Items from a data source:
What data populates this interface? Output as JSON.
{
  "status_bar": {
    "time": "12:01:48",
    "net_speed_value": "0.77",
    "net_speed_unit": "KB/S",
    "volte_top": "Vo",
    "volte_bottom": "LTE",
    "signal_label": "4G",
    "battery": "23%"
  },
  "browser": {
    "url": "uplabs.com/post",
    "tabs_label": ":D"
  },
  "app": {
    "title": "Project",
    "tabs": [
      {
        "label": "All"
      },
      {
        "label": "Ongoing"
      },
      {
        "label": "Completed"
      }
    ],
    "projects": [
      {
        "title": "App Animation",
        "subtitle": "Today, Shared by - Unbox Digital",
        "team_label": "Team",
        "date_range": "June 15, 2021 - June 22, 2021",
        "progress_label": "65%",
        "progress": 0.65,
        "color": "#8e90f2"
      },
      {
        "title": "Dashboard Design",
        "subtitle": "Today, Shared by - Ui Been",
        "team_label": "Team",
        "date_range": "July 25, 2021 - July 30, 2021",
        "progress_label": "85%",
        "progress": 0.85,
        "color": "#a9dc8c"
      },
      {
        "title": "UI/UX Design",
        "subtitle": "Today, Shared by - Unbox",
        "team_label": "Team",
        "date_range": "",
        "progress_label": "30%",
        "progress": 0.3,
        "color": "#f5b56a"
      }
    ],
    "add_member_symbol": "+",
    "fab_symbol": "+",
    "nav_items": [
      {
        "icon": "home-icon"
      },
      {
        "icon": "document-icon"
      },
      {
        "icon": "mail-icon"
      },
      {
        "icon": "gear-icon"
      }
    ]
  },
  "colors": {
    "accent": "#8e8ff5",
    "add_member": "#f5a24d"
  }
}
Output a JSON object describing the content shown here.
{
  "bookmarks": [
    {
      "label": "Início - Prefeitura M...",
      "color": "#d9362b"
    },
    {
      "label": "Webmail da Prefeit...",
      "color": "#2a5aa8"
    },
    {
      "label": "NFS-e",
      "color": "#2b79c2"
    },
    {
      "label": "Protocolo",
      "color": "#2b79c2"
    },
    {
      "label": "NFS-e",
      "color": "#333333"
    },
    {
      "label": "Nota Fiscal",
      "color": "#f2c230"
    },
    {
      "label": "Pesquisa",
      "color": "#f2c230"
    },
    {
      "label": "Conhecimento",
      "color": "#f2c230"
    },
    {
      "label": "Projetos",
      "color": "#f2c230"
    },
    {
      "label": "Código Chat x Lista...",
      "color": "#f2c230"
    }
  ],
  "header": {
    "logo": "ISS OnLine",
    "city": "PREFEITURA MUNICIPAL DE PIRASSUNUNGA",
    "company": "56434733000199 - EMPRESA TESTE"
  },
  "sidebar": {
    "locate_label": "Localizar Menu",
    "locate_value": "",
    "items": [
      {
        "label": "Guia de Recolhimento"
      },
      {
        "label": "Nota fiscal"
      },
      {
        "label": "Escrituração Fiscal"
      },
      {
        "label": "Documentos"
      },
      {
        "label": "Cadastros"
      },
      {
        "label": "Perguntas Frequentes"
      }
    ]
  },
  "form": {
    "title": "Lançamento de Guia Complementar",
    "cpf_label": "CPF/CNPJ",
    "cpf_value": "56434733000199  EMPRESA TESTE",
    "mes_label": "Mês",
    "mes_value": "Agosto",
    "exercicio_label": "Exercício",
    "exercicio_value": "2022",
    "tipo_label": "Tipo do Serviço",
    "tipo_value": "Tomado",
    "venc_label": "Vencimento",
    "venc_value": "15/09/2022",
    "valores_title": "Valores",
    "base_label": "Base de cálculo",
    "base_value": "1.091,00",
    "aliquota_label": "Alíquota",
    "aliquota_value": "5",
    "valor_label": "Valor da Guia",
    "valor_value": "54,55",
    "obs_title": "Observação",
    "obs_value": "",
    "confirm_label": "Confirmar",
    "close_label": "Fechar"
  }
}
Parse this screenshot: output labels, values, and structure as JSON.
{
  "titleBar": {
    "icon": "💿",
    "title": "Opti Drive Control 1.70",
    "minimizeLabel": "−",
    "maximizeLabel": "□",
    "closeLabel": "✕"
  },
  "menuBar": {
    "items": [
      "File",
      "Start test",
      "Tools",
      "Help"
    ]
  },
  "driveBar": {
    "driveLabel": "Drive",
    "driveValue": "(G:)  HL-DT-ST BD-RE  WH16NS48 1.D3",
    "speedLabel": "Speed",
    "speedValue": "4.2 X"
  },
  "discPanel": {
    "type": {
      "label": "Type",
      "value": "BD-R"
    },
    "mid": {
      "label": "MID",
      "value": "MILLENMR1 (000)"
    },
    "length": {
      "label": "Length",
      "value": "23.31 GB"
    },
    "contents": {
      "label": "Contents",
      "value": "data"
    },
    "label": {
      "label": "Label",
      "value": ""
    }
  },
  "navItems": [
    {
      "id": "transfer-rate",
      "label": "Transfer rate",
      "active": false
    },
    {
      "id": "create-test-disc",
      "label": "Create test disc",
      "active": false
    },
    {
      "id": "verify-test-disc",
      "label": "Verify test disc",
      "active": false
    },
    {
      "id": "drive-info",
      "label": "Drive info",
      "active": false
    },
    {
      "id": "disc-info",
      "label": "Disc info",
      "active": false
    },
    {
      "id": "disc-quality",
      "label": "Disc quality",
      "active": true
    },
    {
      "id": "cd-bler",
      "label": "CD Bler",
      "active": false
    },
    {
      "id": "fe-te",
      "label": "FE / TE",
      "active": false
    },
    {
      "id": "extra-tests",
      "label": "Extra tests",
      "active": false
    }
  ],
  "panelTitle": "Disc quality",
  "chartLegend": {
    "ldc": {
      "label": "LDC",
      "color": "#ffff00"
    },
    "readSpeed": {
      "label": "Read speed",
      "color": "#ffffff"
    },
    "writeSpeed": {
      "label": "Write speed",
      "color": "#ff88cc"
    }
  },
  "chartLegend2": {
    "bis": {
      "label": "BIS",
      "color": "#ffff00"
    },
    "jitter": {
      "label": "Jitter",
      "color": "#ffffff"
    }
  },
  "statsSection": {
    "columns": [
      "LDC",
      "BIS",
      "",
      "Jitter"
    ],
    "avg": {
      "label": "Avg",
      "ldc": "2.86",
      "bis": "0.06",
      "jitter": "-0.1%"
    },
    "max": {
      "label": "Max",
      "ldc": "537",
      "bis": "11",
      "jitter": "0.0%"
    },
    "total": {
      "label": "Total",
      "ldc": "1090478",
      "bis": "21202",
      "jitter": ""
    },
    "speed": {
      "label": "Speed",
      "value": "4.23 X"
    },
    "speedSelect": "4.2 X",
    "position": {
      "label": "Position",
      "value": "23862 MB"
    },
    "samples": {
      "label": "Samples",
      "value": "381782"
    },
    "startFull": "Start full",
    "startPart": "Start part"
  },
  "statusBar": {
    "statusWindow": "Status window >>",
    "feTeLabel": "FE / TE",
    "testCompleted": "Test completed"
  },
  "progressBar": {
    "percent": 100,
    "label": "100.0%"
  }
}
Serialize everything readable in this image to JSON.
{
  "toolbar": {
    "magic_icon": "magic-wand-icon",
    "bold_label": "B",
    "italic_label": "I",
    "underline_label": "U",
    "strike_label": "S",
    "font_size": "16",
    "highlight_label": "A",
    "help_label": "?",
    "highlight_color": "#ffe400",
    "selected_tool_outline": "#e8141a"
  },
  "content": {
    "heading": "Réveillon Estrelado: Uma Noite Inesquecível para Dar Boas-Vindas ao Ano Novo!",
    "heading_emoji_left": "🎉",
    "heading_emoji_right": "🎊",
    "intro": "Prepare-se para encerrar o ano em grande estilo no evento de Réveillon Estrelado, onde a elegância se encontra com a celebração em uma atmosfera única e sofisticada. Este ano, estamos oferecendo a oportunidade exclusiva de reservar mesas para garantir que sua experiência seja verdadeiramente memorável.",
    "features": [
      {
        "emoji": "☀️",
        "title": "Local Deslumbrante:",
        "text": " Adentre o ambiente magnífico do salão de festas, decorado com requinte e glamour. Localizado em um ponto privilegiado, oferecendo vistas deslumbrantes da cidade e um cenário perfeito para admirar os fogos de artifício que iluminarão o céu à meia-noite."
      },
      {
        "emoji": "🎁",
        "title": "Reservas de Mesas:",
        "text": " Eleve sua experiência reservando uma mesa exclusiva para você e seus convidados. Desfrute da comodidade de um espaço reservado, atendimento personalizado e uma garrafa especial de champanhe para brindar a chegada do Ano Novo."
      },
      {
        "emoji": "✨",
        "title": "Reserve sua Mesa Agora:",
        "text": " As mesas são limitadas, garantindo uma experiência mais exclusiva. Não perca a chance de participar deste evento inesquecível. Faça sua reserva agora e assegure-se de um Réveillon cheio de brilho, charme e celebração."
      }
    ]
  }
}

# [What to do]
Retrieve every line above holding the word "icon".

# [Written reply]
        "icon": "home-icon"
        "icon": "document-icon"
        "icon": "mail-icon"
        "icon": "gear-icon"
    "icon": "💿",
    "magic_icon": "magic-wand-icon",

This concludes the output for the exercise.